According to several testimonies, Prague had a festive appearance due to the efforts of all its citizens.
If many people are involved in a ceremony, it will assume a festive character and will be held outdoors.
For the festive occasion, the cantata is scored for three vocal soloists—alto, tenor and bass—a four-part choir, two horns (corno da caccia), two oboes, two violins, viola and basso continuo.
Klaus Hofmann notes: "This work of destruction is portrayed in the chorus by repeated percussive notes and extended coloratura, but all these illustrative elements are subordinated to a festive Christmas spirit".
"A second ensemble of high voice, panpipes, ocarinas, membrane flutes, mouth organs, zithers, bells, chimes, and other percussion, play the festive odes 'Yü li' (魚麗) and 'Nan you jia yü' (南有嘉魚) from the ancient "Book of Songs" (詩經), using melodies, ornaments, orchestration, instrumental ranges, seating plan, accompaniment, and tuning systems documented in Song and later sources.
The festive image of Sundararajan, Vadivazhagiya Nambi, is housed in the sanctum.
The "berballa" is a traditional folk dance similar to the Khattak dance, and is performed by men on dhols at weddings and other festive events.
In a late 2008 interview with Italian Vanity Fair, D'Alessio says that at the beginning of his career from 1992-1997 as his fame grew around Napoli, members of various Camorra clans would threaten him to sing at their parties and other festive gatherings.

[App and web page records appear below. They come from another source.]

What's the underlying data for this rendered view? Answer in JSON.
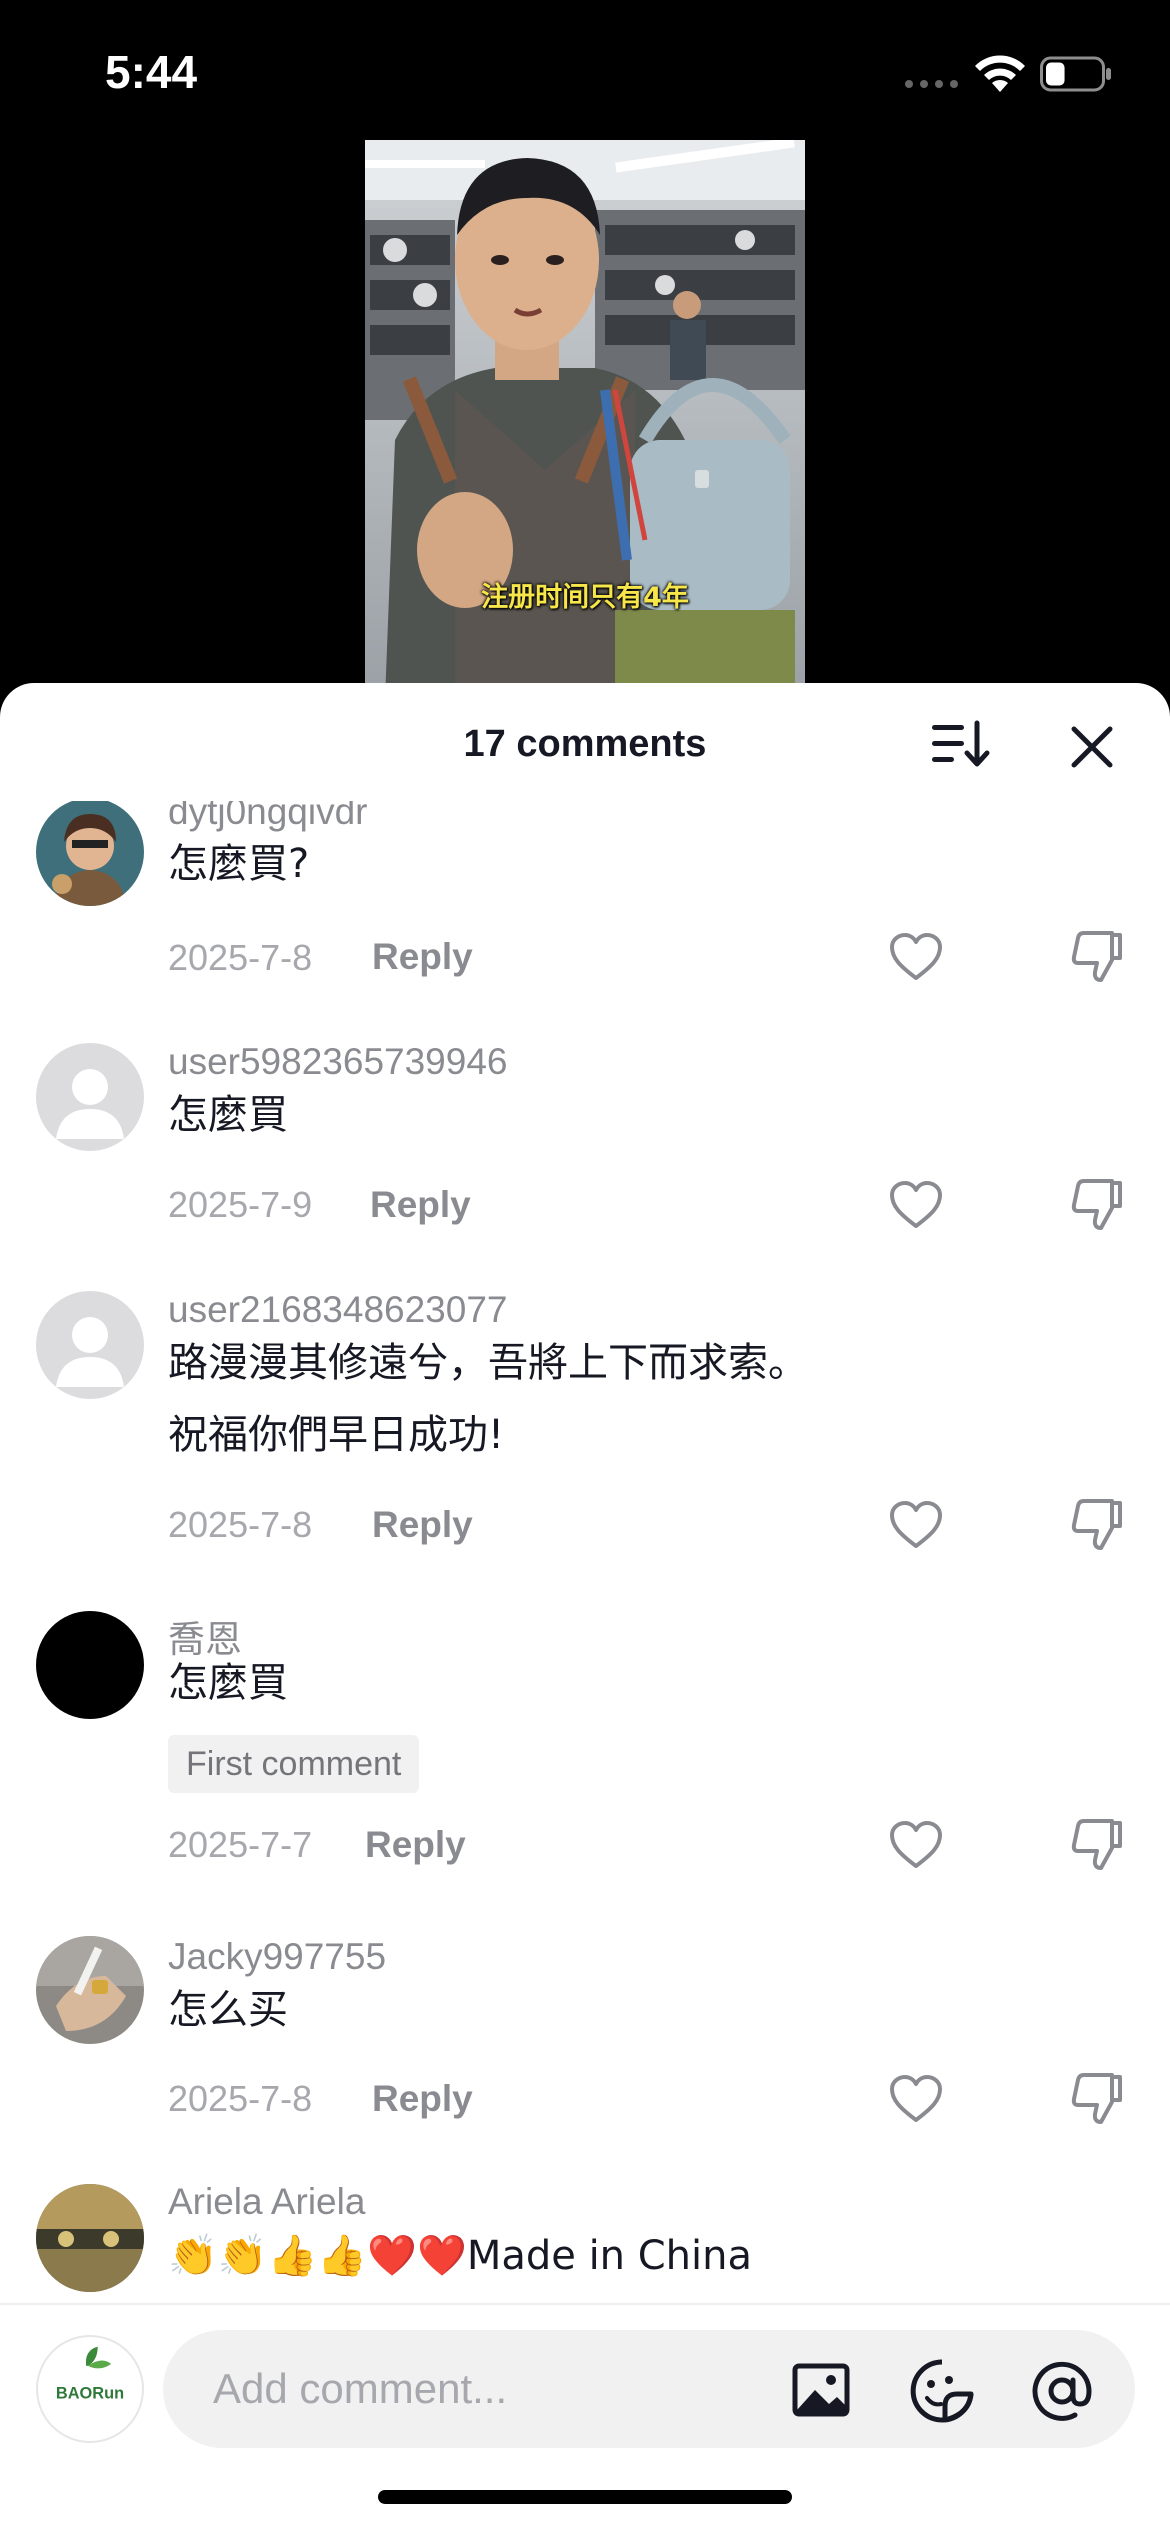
{
  "status_bar": {
    "time": "5:44",
    "battery_level": 0.35
  },
  "video": {
    "caption": "注册时间只有4年"
  },
  "comments_sheet": {
    "title": "17 comments",
    "comments": [
      {
        "username": "dytj0ngqivdr",
        "lines": [
          "怎麼買?"
        ],
        "date": "2025-7-8",
        "reply_label": "Reply",
        "avatar": "cartoon-avatar"
      },
      {
        "username": "user5982365739946",
        "lines": [
          "怎麼買"
        ],
        "date": "2025-7-9",
        "reply_label": "Reply",
        "avatar": "default-avatar"
      },
      {
        "username": "user2168348623077",
        "lines": [
          "路漫漫其修遠兮，吾將上下而求索。",
          "祝福你們早日成功!"
        ],
        "date": "2025-7-8",
        "reply_label": "Reply",
        "avatar": "default-avatar"
      },
      {
        "username": "喬恩",
        "lines": [
          "怎麼買"
        ],
        "badge": "First comment",
        "date": "2025-7-7",
        "reply_label": "Reply",
        "avatar": "black-avatar"
      },
      {
        "username": "Jacky997755",
        "lines": [
          "怎么买"
        ],
        "date": "2025-7-8",
        "reply_label": "Reply",
        "avatar": "ring-photo-avatar"
      },
      {
        "username": "Ariela Ariela",
        "lines": [
          "👏👏👍👍❤️❤️Made in China"
        ],
        "avatar": "landscape-avatar"
      }
    ]
  },
  "composer": {
    "placeholder": "Add comment...",
    "avatar_text": "BAORun"
  }
}
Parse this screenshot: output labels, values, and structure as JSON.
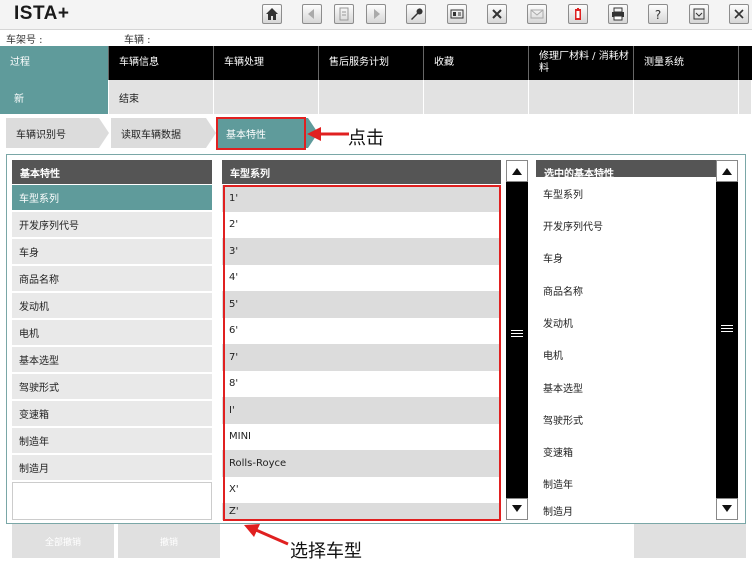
{
  "app": {
    "title": "ISTA+"
  },
  "info": {
    "chassis_label": "车架号 :",
    "vehicle_label": "车辆 :"
  },
  "main_nav": [
    {
      "label": "过程",
      "active": true
    },
    {
      "label": "车辆信息"
    },
    {
      "label": "车辆处理"
    },
    {
      "label": "售后服务计划"
    },
    {
      "label": "收藏"
    },
    {
      "label": "修理厂材料 / 消耗材料"
    },
    {
      "label": "测量系统"
    }
  ],
  "sub_nav": [
    {
      "label": "新",
      "active": true
    },
    {
      "label": "结束"
    }
  ],
  "steps": [
    {
      "label": "车辆识别号"
    },
    {
      "label": "读取车辆数据"
    },
    {
      "label": "基本特性",
      "active": true
    }
  ],
  "annotations": {
    "click": "点击",
    "select_model": "选择车型"
  },
  "left_panel": {
    "header": "基本特性",
    "items": [
      "车型系列",
      "开发序列代号",
      "车身",
      "商品名称",
      "发动机",
      "电机",
      "基本选型",
      "驾驶形式",
      "变速箱",
      "制造年",
      "制造月"
    ],
    "selected_index": 0
  },
  "middle_panel": {
    "header": "车型系列",
    "rows": [
      "1'",
      "2'",
      "3'",
      "4'",
      "5'",
      "6'",
      "7'",
      "8'",
      "I'",
      "MINI",
      "Rolls-Royce",
      "X'",
      "Z'"
    ]
  },
  "right_panel": {
    "header": "选中的基本特性",
    "items": [
      "车型系列",
      "开发序列代号",
      "车身",
      "商品名称",
      "发动机",
      "电机",
      "基本选型",
      "驾驶形式",
      "变速箱",
      "制造年",
      "制造月"
    ]
  },
  "buttons": {
    "undo_all": "全部撤销",
    "undo": "撤销"
  },
  "toolbar_icons": [
    "home-icon",
    "back-icon",
    "document-icon",
    "forward-icon",
    "wrench-icon",
    "id-card-icon",
    "tools-icon",
    "mail-icon",
    "battery-icon",
    "printer-icon",
    "help-icon",
    "minimize-icon",
    "close-icon"
  ],
  "colors": {
    "accent": "#5f9b9b",
    "highlight_red": "#e02020",
    "nav_bg": "#000000"
  }
}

It is owned by the Mahupu family, and there are a number of tuckshops, and a bar which opens during the festive season only.
More Vocab Words::: stint - set limits in amount or number; be thrifty; ADJ. stinting, unstinting; CF. stint:savings
::: forebears - (forbears) ancestors
::: bromide - platitude; chemical compound used to calm excitement
::: sully - defile; soil; tarnish; Ex. sully one's hands in menial labor
::: hypocritical - pretending to be virtuous; deceiving; N. hypocrisy: profession of beliefs one does not possess; CF. hypocrite
::: gerontocracy - government ruled by old people
::: trickster - person who cheats people
::: extol - praise very highly; glorify
::: arid - (of land) dry; barren; unproductive
::: rakish - jaunty; stylish; sporty; morally corrupt; dissolute; Ex. He wore his hat at a rakish and jaunty angle.